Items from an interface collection
=== Section Start ===
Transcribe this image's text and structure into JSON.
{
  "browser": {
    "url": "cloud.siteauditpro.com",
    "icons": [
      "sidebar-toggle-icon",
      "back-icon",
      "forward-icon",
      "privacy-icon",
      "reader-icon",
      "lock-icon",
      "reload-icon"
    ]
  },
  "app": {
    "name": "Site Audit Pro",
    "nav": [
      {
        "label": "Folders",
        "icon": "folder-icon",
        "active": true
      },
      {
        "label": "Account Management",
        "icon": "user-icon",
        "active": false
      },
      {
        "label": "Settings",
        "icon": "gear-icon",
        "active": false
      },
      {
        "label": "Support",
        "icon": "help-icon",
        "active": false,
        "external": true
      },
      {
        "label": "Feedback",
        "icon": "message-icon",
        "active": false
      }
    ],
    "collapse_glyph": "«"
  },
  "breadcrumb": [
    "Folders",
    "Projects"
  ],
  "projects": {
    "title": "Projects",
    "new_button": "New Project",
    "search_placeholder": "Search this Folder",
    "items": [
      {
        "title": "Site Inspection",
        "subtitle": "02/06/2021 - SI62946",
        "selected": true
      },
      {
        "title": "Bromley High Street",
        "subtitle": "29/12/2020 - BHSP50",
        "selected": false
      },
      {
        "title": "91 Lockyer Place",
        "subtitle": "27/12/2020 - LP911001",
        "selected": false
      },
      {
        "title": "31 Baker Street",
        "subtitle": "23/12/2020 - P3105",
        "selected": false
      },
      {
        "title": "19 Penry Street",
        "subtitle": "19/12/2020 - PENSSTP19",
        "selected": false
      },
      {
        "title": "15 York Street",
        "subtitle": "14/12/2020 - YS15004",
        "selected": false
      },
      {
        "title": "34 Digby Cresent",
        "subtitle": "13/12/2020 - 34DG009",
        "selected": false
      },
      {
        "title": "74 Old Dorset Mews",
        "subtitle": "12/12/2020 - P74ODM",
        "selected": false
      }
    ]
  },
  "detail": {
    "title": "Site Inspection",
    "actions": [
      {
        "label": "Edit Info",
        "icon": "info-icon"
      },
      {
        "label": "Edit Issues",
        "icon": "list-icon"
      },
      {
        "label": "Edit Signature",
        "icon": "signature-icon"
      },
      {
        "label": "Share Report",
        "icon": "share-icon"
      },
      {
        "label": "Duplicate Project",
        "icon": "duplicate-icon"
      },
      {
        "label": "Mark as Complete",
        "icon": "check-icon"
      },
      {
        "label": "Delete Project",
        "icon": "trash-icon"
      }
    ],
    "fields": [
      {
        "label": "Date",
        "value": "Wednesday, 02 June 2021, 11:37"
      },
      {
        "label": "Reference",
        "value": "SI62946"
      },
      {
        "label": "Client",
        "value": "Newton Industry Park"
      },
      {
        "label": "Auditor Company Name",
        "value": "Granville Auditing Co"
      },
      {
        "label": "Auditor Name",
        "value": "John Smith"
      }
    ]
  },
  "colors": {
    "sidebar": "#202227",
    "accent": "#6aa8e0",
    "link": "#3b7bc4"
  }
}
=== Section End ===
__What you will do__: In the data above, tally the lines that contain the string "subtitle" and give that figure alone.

__Written solution__: 8